## [What you will do]
Please return all lines in the listing holding the word "JSON".

◆ ◆ ◆ ◆

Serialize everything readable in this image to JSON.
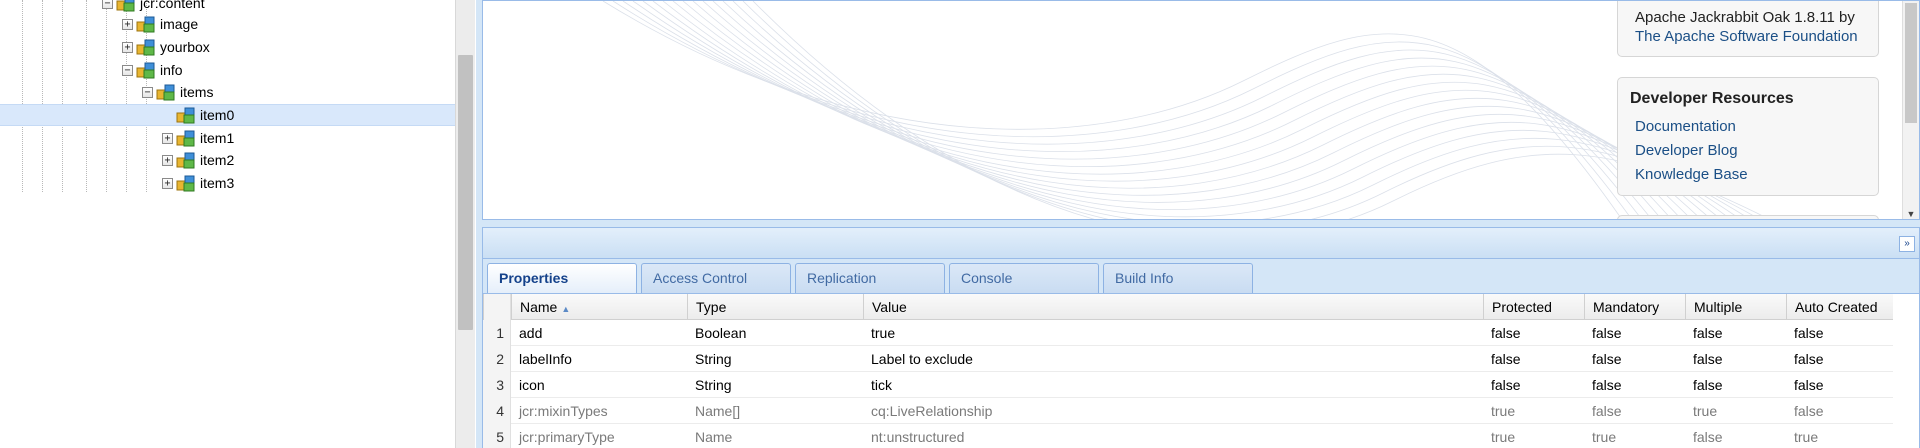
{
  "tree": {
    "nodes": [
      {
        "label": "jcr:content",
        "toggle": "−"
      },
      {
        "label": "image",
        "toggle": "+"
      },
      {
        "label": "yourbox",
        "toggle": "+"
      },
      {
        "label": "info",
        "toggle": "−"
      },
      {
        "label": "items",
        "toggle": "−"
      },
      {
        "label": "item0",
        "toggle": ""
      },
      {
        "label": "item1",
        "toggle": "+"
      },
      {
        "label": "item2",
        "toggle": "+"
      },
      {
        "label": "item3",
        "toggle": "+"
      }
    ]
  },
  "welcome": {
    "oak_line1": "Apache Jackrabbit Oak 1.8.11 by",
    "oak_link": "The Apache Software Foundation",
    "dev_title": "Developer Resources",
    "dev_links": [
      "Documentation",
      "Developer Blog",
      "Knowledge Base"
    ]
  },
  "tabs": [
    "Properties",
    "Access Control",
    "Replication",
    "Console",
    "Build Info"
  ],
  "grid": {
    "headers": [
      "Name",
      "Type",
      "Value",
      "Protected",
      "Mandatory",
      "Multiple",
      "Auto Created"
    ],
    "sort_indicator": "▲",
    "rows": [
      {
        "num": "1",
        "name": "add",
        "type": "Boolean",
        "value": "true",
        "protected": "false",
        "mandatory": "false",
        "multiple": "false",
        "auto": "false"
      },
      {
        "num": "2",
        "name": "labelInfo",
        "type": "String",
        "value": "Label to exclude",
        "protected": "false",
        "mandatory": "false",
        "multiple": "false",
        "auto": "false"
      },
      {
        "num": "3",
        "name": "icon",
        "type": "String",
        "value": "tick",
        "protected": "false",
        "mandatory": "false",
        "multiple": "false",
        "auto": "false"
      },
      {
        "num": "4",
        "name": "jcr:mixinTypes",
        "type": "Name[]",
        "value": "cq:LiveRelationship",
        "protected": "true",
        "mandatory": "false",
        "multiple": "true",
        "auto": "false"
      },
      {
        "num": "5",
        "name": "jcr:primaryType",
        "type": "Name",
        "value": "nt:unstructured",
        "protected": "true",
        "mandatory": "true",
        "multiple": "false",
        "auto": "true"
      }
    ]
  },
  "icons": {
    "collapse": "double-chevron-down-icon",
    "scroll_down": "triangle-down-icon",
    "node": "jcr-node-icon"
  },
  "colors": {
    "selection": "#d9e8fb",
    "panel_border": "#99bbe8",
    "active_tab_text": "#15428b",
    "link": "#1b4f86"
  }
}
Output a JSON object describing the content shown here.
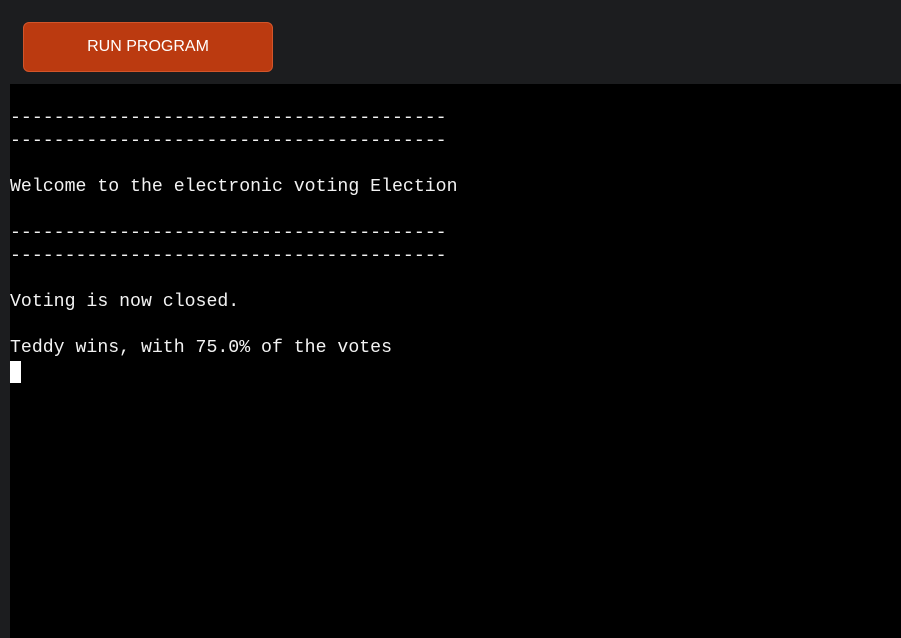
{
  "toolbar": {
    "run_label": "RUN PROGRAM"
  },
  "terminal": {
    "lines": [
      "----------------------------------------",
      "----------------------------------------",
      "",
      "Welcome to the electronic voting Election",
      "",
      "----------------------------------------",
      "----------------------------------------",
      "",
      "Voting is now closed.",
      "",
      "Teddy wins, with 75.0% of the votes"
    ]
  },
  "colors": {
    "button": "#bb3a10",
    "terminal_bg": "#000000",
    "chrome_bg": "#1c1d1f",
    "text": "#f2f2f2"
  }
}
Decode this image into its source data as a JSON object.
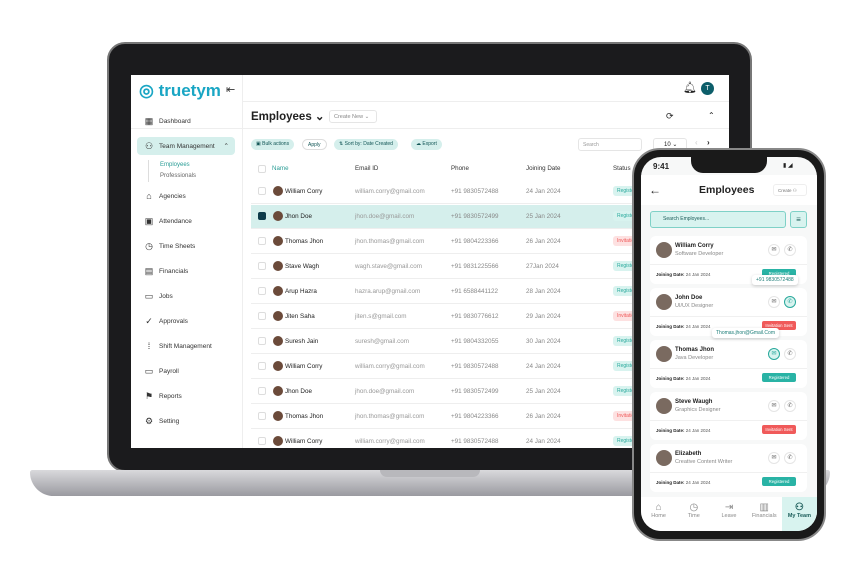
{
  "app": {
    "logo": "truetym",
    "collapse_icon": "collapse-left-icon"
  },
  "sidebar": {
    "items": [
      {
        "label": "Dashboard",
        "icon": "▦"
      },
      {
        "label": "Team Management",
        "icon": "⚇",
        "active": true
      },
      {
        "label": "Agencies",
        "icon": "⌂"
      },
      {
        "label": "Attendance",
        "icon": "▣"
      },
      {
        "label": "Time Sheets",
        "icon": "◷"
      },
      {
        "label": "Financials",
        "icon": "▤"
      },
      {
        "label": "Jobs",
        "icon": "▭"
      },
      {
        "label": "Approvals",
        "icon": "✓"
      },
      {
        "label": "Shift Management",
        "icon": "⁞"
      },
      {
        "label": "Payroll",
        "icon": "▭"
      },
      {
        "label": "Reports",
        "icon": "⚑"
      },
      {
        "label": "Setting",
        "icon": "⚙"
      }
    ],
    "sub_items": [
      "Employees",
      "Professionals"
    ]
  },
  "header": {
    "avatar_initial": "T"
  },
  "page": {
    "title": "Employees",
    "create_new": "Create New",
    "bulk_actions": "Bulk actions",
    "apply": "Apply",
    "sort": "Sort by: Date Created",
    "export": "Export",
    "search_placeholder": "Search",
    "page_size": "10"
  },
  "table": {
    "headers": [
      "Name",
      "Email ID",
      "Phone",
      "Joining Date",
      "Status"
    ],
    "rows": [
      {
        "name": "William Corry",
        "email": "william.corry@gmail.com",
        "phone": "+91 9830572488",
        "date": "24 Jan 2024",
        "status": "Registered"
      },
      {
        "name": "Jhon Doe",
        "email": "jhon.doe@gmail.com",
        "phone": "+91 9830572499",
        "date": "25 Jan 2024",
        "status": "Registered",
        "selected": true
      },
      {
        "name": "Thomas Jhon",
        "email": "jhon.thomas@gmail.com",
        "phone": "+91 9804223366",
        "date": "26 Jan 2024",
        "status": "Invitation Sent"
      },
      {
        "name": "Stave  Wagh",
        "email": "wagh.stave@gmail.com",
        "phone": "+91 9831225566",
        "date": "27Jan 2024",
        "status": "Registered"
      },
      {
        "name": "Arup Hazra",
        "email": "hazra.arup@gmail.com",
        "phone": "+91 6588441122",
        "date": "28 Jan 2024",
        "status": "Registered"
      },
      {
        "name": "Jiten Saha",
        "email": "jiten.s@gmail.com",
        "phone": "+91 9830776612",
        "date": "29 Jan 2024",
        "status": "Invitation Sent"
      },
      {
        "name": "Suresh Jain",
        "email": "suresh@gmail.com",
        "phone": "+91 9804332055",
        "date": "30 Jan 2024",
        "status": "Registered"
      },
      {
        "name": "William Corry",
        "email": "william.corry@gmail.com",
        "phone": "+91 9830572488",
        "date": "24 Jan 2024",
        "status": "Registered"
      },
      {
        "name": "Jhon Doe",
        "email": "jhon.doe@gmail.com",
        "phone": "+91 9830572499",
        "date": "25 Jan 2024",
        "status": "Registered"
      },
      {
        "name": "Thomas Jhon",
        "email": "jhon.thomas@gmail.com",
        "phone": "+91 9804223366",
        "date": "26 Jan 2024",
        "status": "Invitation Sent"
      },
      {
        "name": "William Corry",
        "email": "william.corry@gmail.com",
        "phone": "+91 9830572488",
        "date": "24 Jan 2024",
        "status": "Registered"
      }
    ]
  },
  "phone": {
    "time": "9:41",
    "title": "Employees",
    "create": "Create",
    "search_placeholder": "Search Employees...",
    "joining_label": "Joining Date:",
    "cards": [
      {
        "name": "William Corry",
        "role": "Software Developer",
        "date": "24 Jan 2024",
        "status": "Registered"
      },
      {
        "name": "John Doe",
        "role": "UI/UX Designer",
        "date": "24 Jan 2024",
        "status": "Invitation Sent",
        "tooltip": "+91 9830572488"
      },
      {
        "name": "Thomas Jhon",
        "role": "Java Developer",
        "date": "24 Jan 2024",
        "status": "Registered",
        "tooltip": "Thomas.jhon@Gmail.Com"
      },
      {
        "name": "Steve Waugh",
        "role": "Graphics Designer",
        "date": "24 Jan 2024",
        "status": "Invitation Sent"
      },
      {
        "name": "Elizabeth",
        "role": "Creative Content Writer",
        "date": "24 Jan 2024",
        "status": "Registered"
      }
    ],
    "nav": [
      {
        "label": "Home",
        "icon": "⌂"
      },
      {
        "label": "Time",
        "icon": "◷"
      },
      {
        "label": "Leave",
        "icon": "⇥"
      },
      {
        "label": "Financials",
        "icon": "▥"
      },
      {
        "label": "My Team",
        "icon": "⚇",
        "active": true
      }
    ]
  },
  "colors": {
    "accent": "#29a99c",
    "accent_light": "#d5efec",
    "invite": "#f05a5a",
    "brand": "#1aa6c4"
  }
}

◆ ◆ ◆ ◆

## [Response to this task]
Serialize everything readable in this image to JSON.
Output a JSON object describing the content shown here.
Decode this image into its source data as a JSON object.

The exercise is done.